to their deck and avoid physical contact with each other. We will
figure what to do about the mess hall later.

“Do you have an idea on how to handle the mess hall, to feed
200 men, scattered all over this boat?” All suggestions would be
welcomed.

“Are there any crewmen who have successfully recovered from
the influenza?”

“Two, I believe, but I don’t think they want to get sick again.”

“That is the idea. They can’t.” Rear Admiral Sims looks at Harv
like he has lost his mind. “No really, we did an article on disease
specialists and one of the things they were working on was figuring
out, why once a parson has contracted an illness that they seem to be
immune from getting sick from that same disease.”

“I see, so they can mingle with the crew!” He gets it. “You would make a great officer, Pearson.”

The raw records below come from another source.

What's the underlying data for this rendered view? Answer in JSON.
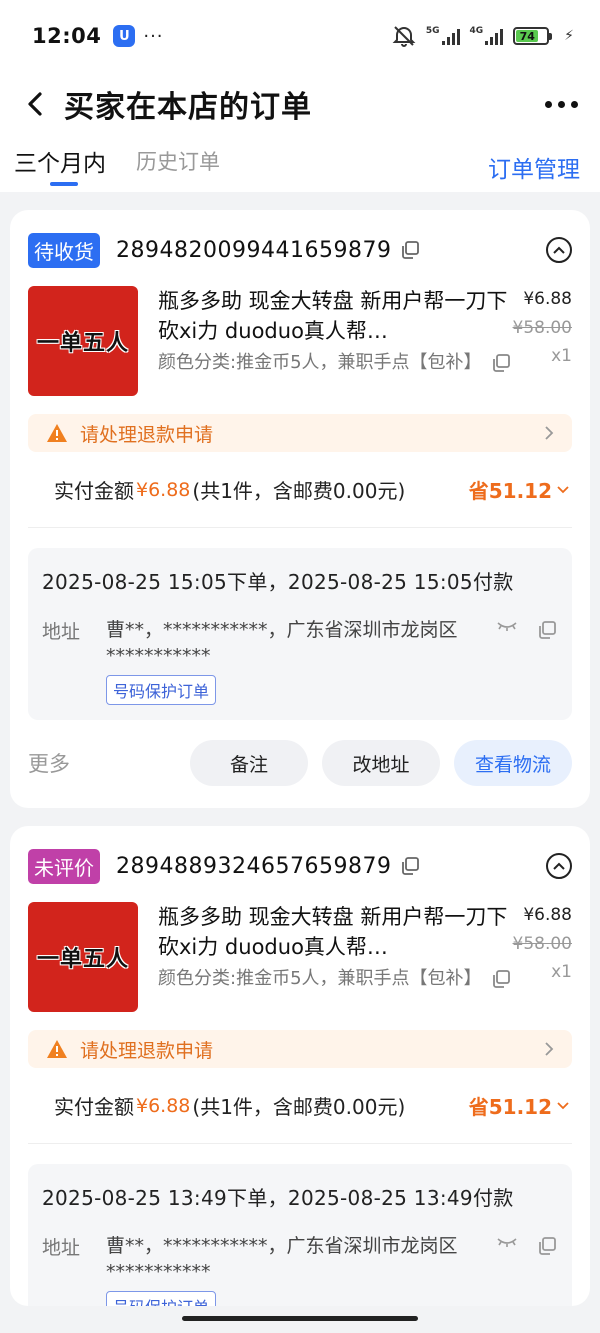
{
  "status_bar": {
    "time": "12:04",
    "app_indicator": "U",
    "extra_dots": "···",
    "net1": "5G",
    "net2": "4G",
    "battery": "74"
  },
  "header": {
    "title": "买家在本店的订单"
  },
  "tabs": {
    "active": "三个月内",
    "inactive": "历史订单",
    "manage": "订单管理"
  },
  "orders": [
    {
      "status": "待收货",
      "status_color": "#2c6ef2",
      "order_no": "2894820099441659879",
      "thumb_text": "一单五人",
      "title": "瓶多多助 现金大转盘 新用户帮一刀下砍xi力 duoduo真人帮…",
      "sku": "颜色分类:推金币5人，兼职手点【包补】",
      "price": "¥6.88",
      "orig_price": "¥58.00",
      "qty": "x1",
      "refund_text": "请处理退款申请",
      "pay_label": "实付金额",
      "pay_amount": "¥6.88",
      "pay_extra": "(共1件，含邮费0.00元)",
      "save": "省51.12",
      "time_line": "2025-08-25 15:05下单，2025-08-25 15:05付款",
      "addr_label": "地址",
      "addr": "曹**，***********，广东省深圳市龙岗区***********",
      "protect": "号码保护订单",
      "more": "更多",
      "btn_note": "备注",
      "btn_addr": "改地址",
      "btn_logistics": "查看物流"
    },
    {
      "status": "未评价",
      "status_color": "#c040a8",
      "order_no": "2894889324657659879",
      "thumb_text": "一单五人",
      "title": "瓶多多助 现金大转盘 新用户帮一刀下砍xi力 duoduo真人帮…",
      "sku": "颜色分类:推金币5人，兼职手点【包补】",
      "price": "¥6.88",
      "orig_price": "¥58.00",
      "qty": "x1",
      "refund_text": "请处理退款申请",
      "pay_label": "实付金额",
      "pay_amount": "¥6.88",
      "pay_extra": "(共1件，含邮费0.00元)",
      "save": "省51.12",
      "time_line": "2025-08-25 13:49下单，2025-08-25 13:49付款",
      "addr_label": "地址",
      "addr": "曹**，***********，广东省深圳市龙岗区***********",
      "protect": "号码保护订单"
    }
  ]
}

“I am a little too old to join the Navy.”

“That may be true, but I lost my First Officer to the sickness and I
am hereby appointing you second in command.”

“I’m not very fond of uniforms, no offence intended.”

“Since we are going to spend the next eight days on the bridge, I
am going to need your help, if you are wearing a uniform or not.”

 

Quarantined Ship